# [STUDY MATERIAL]
+-------+

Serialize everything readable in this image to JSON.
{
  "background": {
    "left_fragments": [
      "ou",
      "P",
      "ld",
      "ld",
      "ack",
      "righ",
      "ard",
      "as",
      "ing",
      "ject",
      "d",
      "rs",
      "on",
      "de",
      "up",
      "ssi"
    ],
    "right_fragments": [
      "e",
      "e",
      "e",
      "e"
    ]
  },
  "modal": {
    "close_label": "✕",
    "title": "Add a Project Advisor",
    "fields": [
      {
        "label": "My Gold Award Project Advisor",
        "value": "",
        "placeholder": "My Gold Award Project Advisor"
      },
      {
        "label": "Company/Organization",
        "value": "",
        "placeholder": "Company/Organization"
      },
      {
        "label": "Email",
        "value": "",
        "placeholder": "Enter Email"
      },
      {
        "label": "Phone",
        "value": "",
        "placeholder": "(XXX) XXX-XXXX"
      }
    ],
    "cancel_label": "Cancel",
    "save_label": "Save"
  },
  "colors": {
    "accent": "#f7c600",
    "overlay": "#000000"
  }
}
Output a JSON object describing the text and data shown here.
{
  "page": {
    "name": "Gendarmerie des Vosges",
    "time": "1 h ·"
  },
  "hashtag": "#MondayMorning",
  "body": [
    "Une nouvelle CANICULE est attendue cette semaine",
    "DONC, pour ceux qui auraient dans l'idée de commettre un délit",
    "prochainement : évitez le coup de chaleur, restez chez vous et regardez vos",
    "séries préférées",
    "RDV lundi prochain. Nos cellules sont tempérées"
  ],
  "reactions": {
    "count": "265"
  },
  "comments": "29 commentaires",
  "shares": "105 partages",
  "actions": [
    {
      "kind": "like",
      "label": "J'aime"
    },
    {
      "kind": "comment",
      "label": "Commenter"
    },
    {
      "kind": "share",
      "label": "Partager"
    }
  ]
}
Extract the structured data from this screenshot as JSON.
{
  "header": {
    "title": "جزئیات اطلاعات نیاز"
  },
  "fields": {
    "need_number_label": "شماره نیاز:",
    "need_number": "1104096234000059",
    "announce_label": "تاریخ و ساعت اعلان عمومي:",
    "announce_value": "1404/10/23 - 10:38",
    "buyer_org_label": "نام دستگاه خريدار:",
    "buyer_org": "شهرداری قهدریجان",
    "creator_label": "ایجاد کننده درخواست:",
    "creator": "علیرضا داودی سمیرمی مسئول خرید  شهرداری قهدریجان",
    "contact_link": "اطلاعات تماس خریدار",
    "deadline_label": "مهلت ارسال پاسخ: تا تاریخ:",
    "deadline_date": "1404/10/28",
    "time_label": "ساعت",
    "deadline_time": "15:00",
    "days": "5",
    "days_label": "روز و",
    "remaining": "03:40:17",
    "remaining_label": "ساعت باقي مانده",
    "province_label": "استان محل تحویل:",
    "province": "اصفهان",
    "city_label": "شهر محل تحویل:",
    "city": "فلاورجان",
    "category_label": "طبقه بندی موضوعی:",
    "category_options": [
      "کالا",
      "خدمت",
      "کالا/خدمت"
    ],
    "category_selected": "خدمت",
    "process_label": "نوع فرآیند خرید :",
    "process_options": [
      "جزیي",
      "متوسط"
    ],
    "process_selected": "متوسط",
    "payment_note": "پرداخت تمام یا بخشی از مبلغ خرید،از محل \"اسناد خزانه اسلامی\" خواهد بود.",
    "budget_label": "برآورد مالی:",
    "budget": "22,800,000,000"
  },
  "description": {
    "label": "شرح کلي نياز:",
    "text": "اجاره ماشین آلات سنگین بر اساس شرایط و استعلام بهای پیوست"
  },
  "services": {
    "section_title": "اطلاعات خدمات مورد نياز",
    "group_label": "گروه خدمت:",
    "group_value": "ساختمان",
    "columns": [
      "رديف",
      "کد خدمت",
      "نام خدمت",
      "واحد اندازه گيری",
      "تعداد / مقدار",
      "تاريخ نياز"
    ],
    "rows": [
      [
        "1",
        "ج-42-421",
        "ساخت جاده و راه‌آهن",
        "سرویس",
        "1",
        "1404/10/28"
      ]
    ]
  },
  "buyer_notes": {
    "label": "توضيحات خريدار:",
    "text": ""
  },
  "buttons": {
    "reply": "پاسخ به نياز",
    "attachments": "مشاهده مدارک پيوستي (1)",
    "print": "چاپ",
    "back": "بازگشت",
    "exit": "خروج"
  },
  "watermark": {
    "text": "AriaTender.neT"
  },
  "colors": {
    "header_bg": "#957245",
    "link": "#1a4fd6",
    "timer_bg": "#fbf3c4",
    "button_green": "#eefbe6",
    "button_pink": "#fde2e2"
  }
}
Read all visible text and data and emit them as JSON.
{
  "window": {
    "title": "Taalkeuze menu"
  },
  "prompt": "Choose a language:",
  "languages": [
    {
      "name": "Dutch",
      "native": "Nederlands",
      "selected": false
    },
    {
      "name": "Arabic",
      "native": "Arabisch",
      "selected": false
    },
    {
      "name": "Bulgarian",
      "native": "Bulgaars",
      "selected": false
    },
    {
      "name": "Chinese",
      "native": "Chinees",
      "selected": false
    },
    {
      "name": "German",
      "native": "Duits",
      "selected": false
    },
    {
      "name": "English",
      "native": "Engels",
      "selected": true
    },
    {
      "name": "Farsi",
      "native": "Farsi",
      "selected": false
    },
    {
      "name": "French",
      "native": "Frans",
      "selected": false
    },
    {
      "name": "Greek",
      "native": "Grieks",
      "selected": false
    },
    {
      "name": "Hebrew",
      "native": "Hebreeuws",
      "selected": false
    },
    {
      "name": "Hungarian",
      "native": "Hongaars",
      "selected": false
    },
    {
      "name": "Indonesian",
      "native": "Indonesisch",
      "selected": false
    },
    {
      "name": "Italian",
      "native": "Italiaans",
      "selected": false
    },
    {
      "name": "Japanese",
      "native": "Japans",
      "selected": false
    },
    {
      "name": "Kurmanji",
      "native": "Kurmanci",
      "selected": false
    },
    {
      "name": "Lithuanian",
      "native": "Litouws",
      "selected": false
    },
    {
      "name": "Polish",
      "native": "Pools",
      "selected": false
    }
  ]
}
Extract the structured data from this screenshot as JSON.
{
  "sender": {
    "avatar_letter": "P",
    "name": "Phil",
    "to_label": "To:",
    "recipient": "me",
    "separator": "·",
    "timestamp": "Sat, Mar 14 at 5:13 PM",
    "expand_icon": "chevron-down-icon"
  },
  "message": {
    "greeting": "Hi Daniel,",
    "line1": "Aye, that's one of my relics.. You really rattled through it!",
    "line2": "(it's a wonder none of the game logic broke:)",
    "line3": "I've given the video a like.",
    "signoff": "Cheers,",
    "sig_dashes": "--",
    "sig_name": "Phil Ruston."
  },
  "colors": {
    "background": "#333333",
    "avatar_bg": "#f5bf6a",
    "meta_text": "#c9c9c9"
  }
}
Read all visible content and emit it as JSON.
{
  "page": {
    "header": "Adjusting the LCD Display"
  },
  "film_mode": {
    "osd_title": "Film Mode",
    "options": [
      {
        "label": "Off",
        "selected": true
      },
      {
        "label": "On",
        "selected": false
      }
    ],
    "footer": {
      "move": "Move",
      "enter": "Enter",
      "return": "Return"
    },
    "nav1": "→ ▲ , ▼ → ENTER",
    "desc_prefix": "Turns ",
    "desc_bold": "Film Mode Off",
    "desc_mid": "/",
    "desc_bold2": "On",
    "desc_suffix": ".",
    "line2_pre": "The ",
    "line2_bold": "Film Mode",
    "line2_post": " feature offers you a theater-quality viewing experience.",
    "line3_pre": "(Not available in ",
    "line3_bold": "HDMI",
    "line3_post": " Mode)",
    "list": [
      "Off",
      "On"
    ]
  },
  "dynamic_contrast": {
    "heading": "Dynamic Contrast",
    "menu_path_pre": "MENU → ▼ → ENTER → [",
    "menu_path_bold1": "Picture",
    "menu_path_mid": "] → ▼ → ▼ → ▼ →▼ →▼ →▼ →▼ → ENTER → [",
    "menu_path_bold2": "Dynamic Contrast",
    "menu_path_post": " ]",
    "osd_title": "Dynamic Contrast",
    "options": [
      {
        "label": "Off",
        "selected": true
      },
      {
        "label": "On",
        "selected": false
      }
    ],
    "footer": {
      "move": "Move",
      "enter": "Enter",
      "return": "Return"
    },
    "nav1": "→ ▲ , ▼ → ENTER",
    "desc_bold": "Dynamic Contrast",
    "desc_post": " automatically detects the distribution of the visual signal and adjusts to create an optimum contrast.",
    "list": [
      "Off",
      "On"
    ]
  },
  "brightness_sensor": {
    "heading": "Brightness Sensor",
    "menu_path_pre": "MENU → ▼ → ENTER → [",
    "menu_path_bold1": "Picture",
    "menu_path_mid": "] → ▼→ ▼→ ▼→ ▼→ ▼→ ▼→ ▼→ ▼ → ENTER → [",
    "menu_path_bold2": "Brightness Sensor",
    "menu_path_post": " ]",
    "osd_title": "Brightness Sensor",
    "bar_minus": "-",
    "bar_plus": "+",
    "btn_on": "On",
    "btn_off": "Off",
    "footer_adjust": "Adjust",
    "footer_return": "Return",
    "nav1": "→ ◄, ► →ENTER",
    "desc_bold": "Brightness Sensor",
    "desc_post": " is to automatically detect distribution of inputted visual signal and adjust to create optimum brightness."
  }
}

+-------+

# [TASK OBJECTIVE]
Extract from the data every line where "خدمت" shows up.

# [WRITTEN RESPONSE]
      "خدمت",
      "کالا/خدمت"
    "category_selected": "خدمت",
    "group_label": "گروه خدمت:",
      "کد خدمت",
      "نام خدمت",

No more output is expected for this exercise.